How did the album come to be?
My first experience in music was joining Coxon Sound System. If you Google it you’ll know we were the main link for any music that came from Jamaica. If Coxon didn’t play it, it wouldn’t become a hit anywhere. Coxon was that powerful in the days before the internet. I was then asked to pick the songs for this CD. For me to choose different songs going back from those days, it was a great thing to do but so difficult. With all the music I grew up with, it was tough, but I was glad it wasn’t my favourite songs. This is about songs that inspire me and a lot of people as well.
How did you narrow it down to 60 songs?
I went looking for inspiring moments. I was thinking about the listener, as well. I wasn’t seeing it just through my eyes. I’m looking at what memories could people have of these great songs. The best way to look at it is: they were all songs that were in the charts and were massive, so that means we’ll all have some connection of when we first heard them and what memories they bring back. All of them for me bring back memories of when I was growing up.
You managed to get some cover versions of your own on there.
That was the clincher for me, that I could have a couple on there. I made sure to tell them: ‘Not the Reggae Reggae Sauce one’, because I was sick and tired of singing that. A couple of years ago it was a joy to go back to Jamaica and record my own new album called Rise Above. These tracks on this album are taken from that.
Has reggae been given the attention it should over here in the UK?
It has been given chances. Many other people find a different way of explaining it, but for me I do think that it’s a changing music, a changing morality, a changing vibe. It wasn’t made for the purpose of other music, and that’s why it’s very difficult to pin it down to one genre. Reggae has been five or six genres throughout the years and they’re all different, as opposed to rock music where if you listen to rock now, it doesn’t feel all that much different to the rock created back in the day by all those guys back in America. Reggae changes all the time: ska and rock steady are different, then the Rastafarian culture came along and brought reggae into it, and now it’s at the dancehall level. If you listen to dancehall now, it has no comparison to ska; it’s totally different. It is the most inspirational music, I think, out of all the genres.
It’s also the perfect music for summer.

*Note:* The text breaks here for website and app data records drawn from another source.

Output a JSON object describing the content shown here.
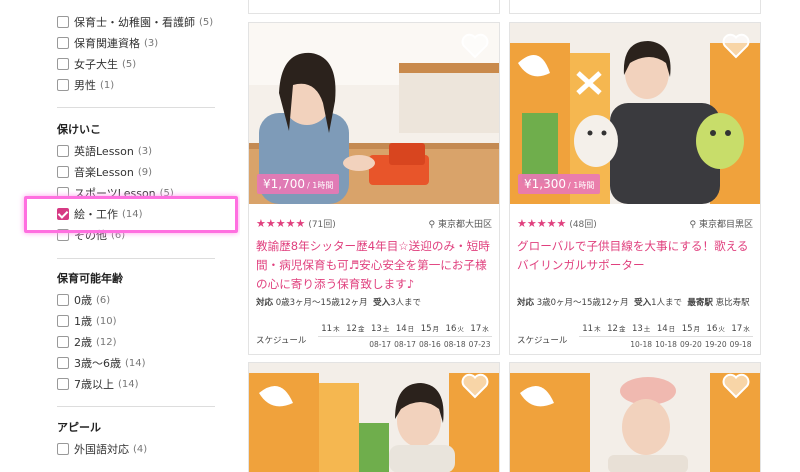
{
  "sidebar": {
    "top_items": [
      {
        "label": "保育士・幼稚園・看護師",
        "count": "(5)"
      },
      {
        "label": "保育関連資格",
        "count": "(3)"
      },
      {
        "label": "女子大生",
        "count": "(5)"
      },
      {
        "label": "男性",
        "count": "(1)"
      }
    ],
    "hoikeiko": {
      "title": "保けいこ",
      "items": [
        {
          "label": "英語Lesson",
          "count": "(3)"
        },
        {
          "label": "音楽Lesson",
          "count": "(9)"
        },
        {
          "label": "スポーツLesson",
          "count": "(5)"
        },
        {
          "label": "絵・工作",
          "count": "(14)",
          "checked": true
        },
        {
          "label": "その他",
          "count": "(6)"
        }
      ]
    },
    "age": {
      "title": "保育可能年齢",
      "items": [
        {
          "label": "0歳",
          "count": "(6)"
        },
        {
          "label": "1歳",
          "count": "(10)"
        },
        {
          "label": "2歳",
          "count": "(12)"
        },
        {
          "label": "3歳〜6歳",
          "count": "(14)"
        },
        {
          "label": "7歳以上",
          "count": "(14)"
        }
      ]
    },
    "appeal": {
      "title": "アピール",
      "items": [
        {
          "label": "外国語対応",
          "count": "(4)"
        }
      ]
    }
  },
  "cards": [
    {
      "price": "¥1,700",
      "price_unit": "/ 1時間",
      "stars": "★★★★★",
      "reviews": "(71回)",
      "location": "東京都大田区",
      "title": "教諭歴8年シッター歴4年目☆送迎のみ・短時間・病児保育も可♬安心安全を第一にお子様の心に寄り添う保育致します♪",
      "target_label": "対応",
      "target_value": "0歳3ヶ月〜15歳12ヶ月",
      "accept_label": "受入",
      "accept_value": "3人まで",
      "station": "",
      "schedule_label": "スケジュール",
      "days": [
        {
          "num": "11",
          "wd": "木",
          "date": ""
        },
        {
          "num": "12",
          "wd": "金",
          "date": ""
        },
        {
          "num": "13",
          "wd": "土",
          "date": "08-17"
        },
        {
          "num": "14",
          "wd": "日",
          "date": "08-17"
        },
        {
          "num": "15",
          "wd": "月",
          "date": "08-16"
        },
        {
          "num": "16",
          "wd": "火",
          "date": "08-18"
        },
        {
          "num": "17",
          "wd": "水",
          "date": "07-23"
        }
      ]
    },
    {
      "price": "¥1,300",
      "price_unit": "/ 1時間",
      "stars": "★★★★★",
      "reviews": "(48回)",
      "location": "東京都目黒区",
      "title": "グローバルで子供目線を大事にする！歌えるバイリンガルサポーター",
      "target_label": "対応",
      "target_value": "3歳0ヶ月〜15歳12ヶ月",
      "accept_label": "受入",
      "accept_value": "1人まで",
      "station_label": "最寄駅",
      "station": "恵比寿駅",
      "schedule_label": "スケジュール",
      "days": [
        {
          "num": "11",
          "wd": "木",
          "date": ""
        },
        {
          "num": "12",
          "wd": "金",
          "date": ""
        },
        {
          "num": "13",
          "wd": "土",
          "date": "10-18"
        },
        {
          "num": "14",
          "wd": "日",
          "date": "10-18"
        },
        {
          "num": "15",
          "wd": "月",
          "date": "09-20"
        },
        {
          "num": "16",
          "wd": "火",
          "date": "19-20"
        },
        {
          "num": "17",
          "wd": "水",
          "date": "09-18"
        }
      ]
    }
  ],
  "colors": {
    "accent": "#e0407e",
    "highlight": "#ff6fe0",
    "price_bg": "#e878b4"
  },
  "icons": {
    "heart": "heart-icon",
    "pin": "location-pin-icon"
  }
}
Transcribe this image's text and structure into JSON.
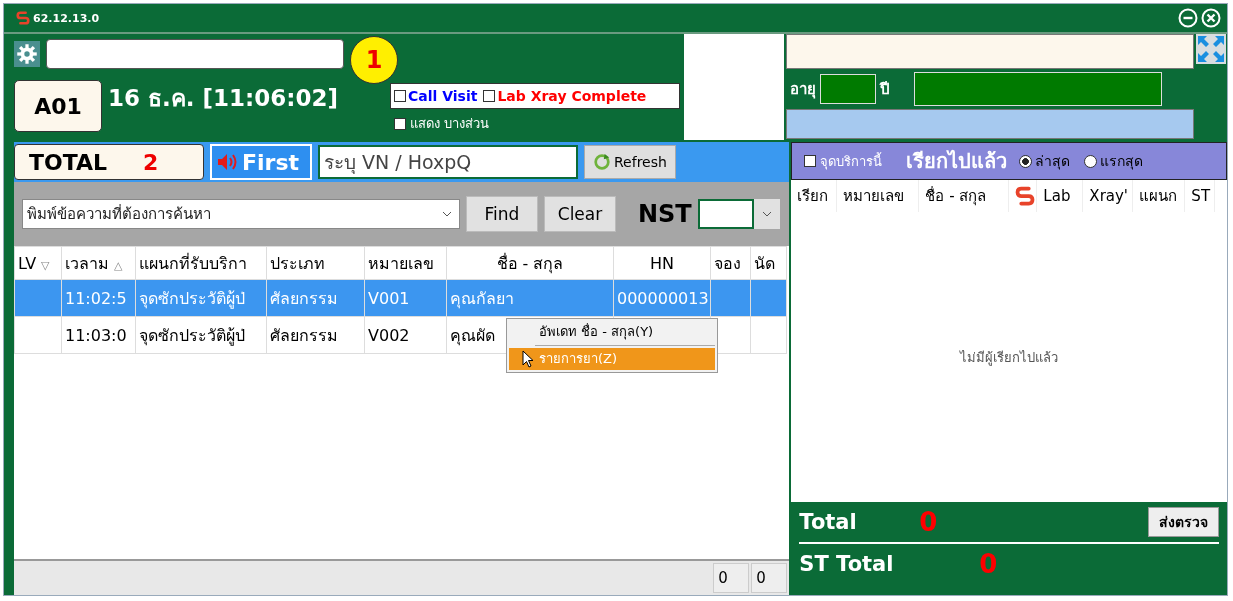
{
  "window": {
    "title": "62.12.13.0"
  },
  "header": {
    "badge": "1",
    "counter": "A01",
    "datetime": "16 ธ.ค. [11:06:02]",
    "options": [
      {
        "label": "Call Visit",
        "checked": false,
        "color": "#0000ff"
      },
      {
        "label": "Lab Xray Complete",
        "checked": false,
        "color": "#ff0000"
      }
    ],
    "partial_checkbox": {
      "label": "แสดง บางส่วน",
      "checked": false
    }
  },
  "patient": {
    "age_label": "อายุ",
    "year_label": "ปี"
  },
  "toolbar": {
    "total_label": "TOTAL",
    "total_count": "2",
    "first_button": "First",
    "vn_field": {
      "placeholder": "ระบุ VN / HoxpQ"
    },
    "refresh_button": "Refresh"
  },
  "search": {
    "placeholder": "พิมพ์ข้อความที่ต้องการค้นหา",
    "find_button": "Find",
    "clear_button": "Clear",
    "nst_label": "NST"
  },
  "table": {
    "columns": [
      {
        "label": "LV",
        "sort_icon": "▽"
      },
      {
        "label": "เวลาม",
        "sort_icon": "△"
      },
      {
        "label": "แผนกที่รับบริกา"
      },
      {
        "label": "ประเภท"
      },
      {
        "label": "หมายเลข"
      },
      {
        "label": "ชื่อ - สกุล"
      },
      {
        "label": "HN"
      },
      {
        "label": "จอง"
      },
      {
        "label": "นัด"
      }
    ],
    "rows": [
      {
        "selected": true,
        "cells": [
          "",
          "11:02:5",
          "จุดซักประวัติผู้ป่",
          "ศัลยกรรม",
          "V001",
          "คุณกัลยา",
          "000000013",
          "",
          ""
        ]
      },
      {
        "selected": false,
        "cells": [
          "",
          "11:03:0",
          "จุดซักประวัติผู้ป่",
          "ศัลยกรรม",
          "V002",
          "คุณผัด",
          "",
          "",
          ""
        ]
      }
    ]
  },
  "context_menu": {
    "items": [
      {
        "label": "อัพเดท ชื่อ - สกุล(Y)",
        "highlighted": false
      },
      {
        "label": "รายการยา(Z)",
        "highlighted": true
      }
    ]
  },
  "footer_counts": [
    "0",
    "0"
  ],
  "called_panel": {
    "this_point_checkbox": {
      "label": "จุดบริการนี้",
      "checked": false
    },
    "title": "เรียกไปแล้ว",
    "radios": [
      {
        "label": "ล่าสุด",
        "selected": true
      },
      {
        "label": "แรกสุด",
        "selected": false
      }
    ],
    "columns": [
      {
        "kind": "text",
        "label": "เรียก"
      },
      {
        "kind": "text",
        "label": "หมายเลข"
      },
      {
        "kind": "text",
        "label": "ชื่อ - สกุล"
      },
      {
        "kind": "icon"
      },
      {
        "kind": "text",
        "label": "Lab"
      },
      {
        "kind": "text",
        "label": "Xray'"
      },
      {
        "kind": "text",
        "label": "แผนก"
      },
      {
        "kind": "text",
        "label": "ST"
      }
    ],
    "empty_message": "ไม่มีผู้เรียกไปแล้ว",
    "total_label": "Total",
    "total_value": "0",
    "send_button": "ส่งตรวจ",
    "st_total_label": "ST Total",
    "st_total_value": "0"
  }
}
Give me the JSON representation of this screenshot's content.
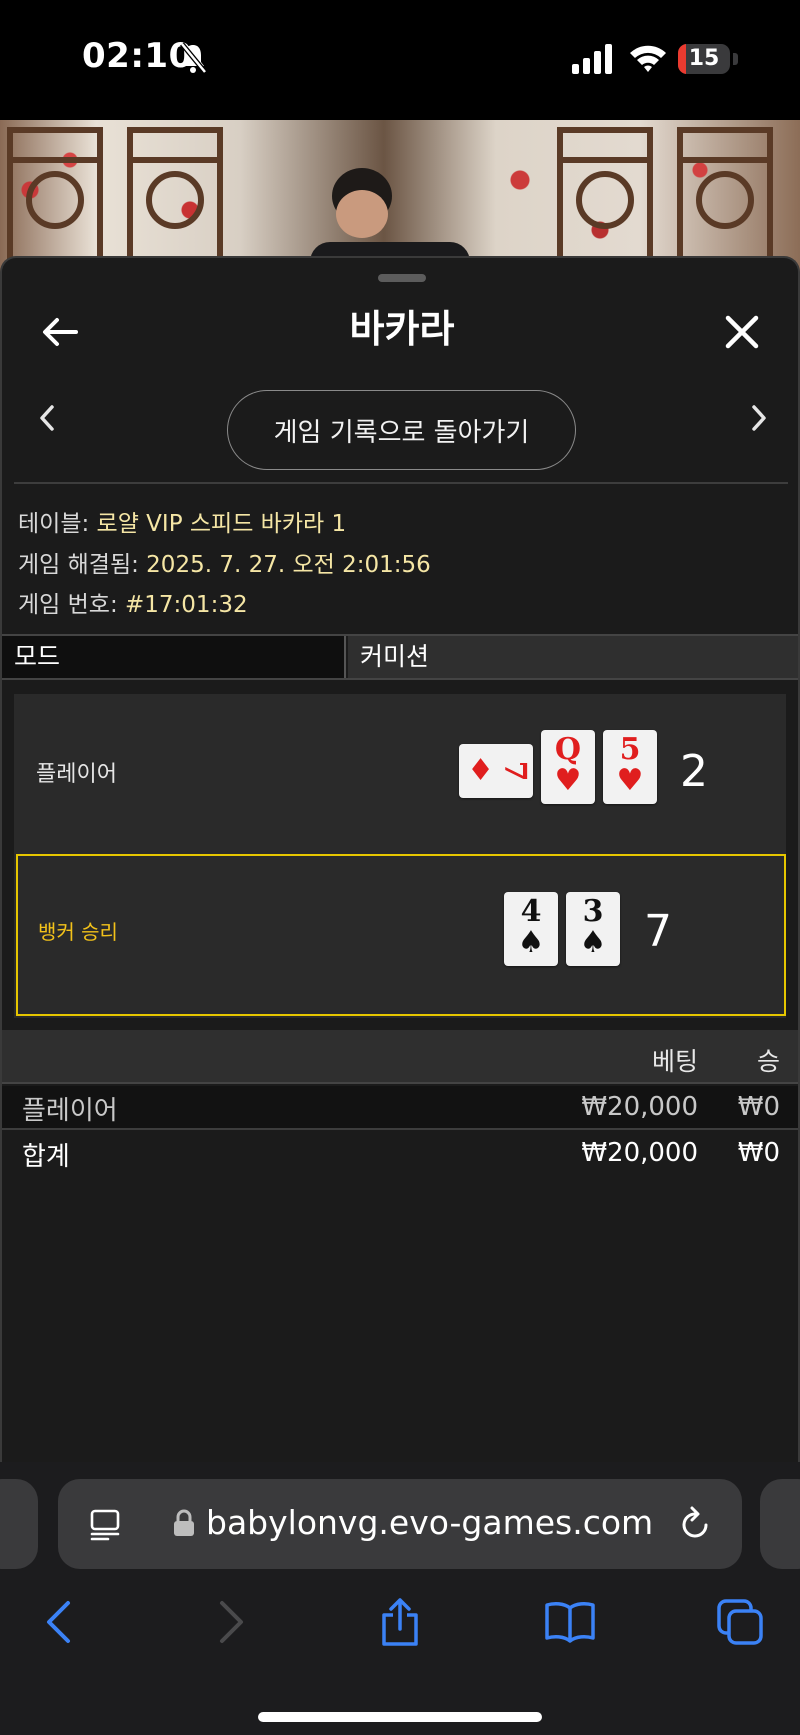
{
  "status_bar": {
    "time": "02:10",
    "battery_level": "15",
    "battery_percent": 15
  },
  "sheet": {
    "title": "바카라",
    "back_history_label": "게임 기록으로 돌아가기"
  },
  "info": {
    "table_label": "테이블: ",
    "table_value": "로얄 VIP 스피드 바카라 1",
    "resolved_label": "게임 해결됨: ",
    "resolved_value": "2025. 7. 27. 오전 2:01:56",
    "game_no_label": "게임 번호: ",
    "game_no_value": "#17:01:32"
  },
  "mode": {
    "label": "모드",
    "value": "커미션"
  },
  "result": {
    "player": {
      "label": "플레이어",
      "score": "2",
      "cards": [
        {
          "rank": "7",
          "suit": "♦",
          "color": "#e01e1e",
          "rotated": true
        },
        {
          "rank": "Q",
          "suit": "♥",
          "color": "#e01e1e",
          "rotated": false
        },
        {
          "rank": "5",
          "suit": "♥",
          "color": "#e01e1e",
          "rotated": false
        }
      ]
    },
    "banker": {
      "label": "뱅커 승리",
      "score": "7",
      "cards": [
        {
          "rank": "4",
          "suit": "♠",
          "color": "#111111",
          "rotated": false
        },
        {
          "rank": "3",
          "suit": "♠",
          "color": "#111111",
          "rotated": false
        }
      ]
    }
  },
  "bets": {
    "header_bet": "베팅",
    "header_win": "승",
    "rows": [
      {
        "name": "플레이어",
        "amount": "₩20,000",
        "win": "₩0"
      },
      {
        "name": "합계",
        "amount": "₩20,000",
        "win": "₩0"
      }
    ]
  },
  "browser": {
    "url": "babylonvg.evo-games.com"
  },
  "colors": {
    "highlight": "#e6c600",
    "link_blue": "#3b82f6",
    "info_value": "#f5e6a5"
  }
}
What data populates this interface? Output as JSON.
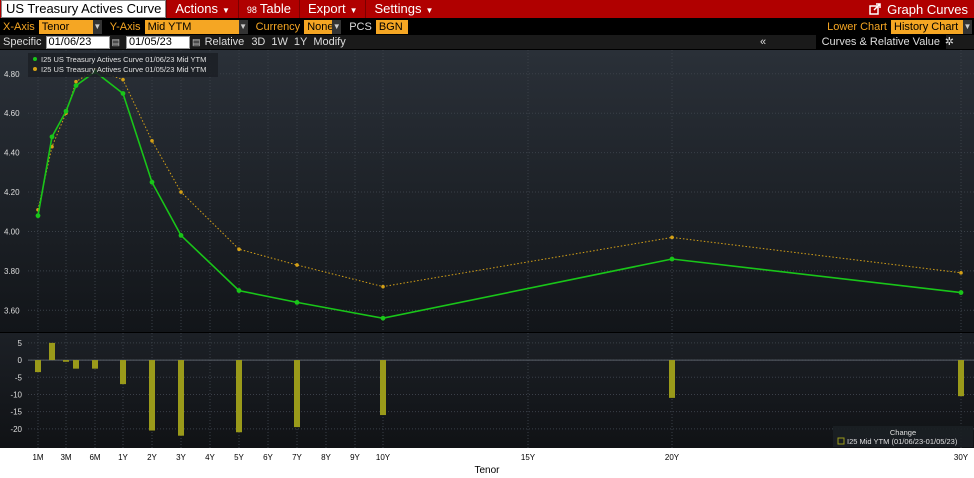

It is: the Caribbean is about sunshine, about happiness and great vibes, and reggae represents that. Jamaica has always been a great patriarch for good vibes. I think when we listen to music it has an association with partying and summer, and the record companies hit on that. When we hear Shaggy in the charts, we know it’s summertime. When we hear Sean Paul, we know it’s summer.
Who should we be looking out for now in reggae?
The name in the mix is a young man by the name of Chronixx. He is the new hope. I like Chronixx: I play him a lot on my Radio 2 show. But whether or not he has the Marley factor, I wouldn’t like to answer that at this stage, but he’s a really fantastic find.
Brits are bad at barbecues: what do we get wrong, and what guidance can you offer?
At a barbecue everyone wants to be charge, and that’s not the way to go. There’s always one person that will have a bit more knowledge about how to run things around the barbecue. You should always let him or her do things. Barbecues though need help from others: it’s about pulling together and doing what the leader wants. And there’s no bigger marriage than music and food.
What’s your favourite view in Yorkshire?
I just did a gig a couple of weeks ago in Malton, and I was struck by how beautiful our country really is. You get out and see the rolling hills of Yorkshire up there, and it’s such a fantastic sight. I had a little bit more extra time to drive around and see. The countryside is amazing, especially if you live in London. We are part of this concrete jungle that is the capital city, and all around us are these concrete walls. Every now and again, I like to escape and go to the countryside, to different surroundings. It’s freeing.
Levi Roots Presents Reggae Reggae Hits: The Ultimate Reggae Album For The Summer is released on 21 July 2017.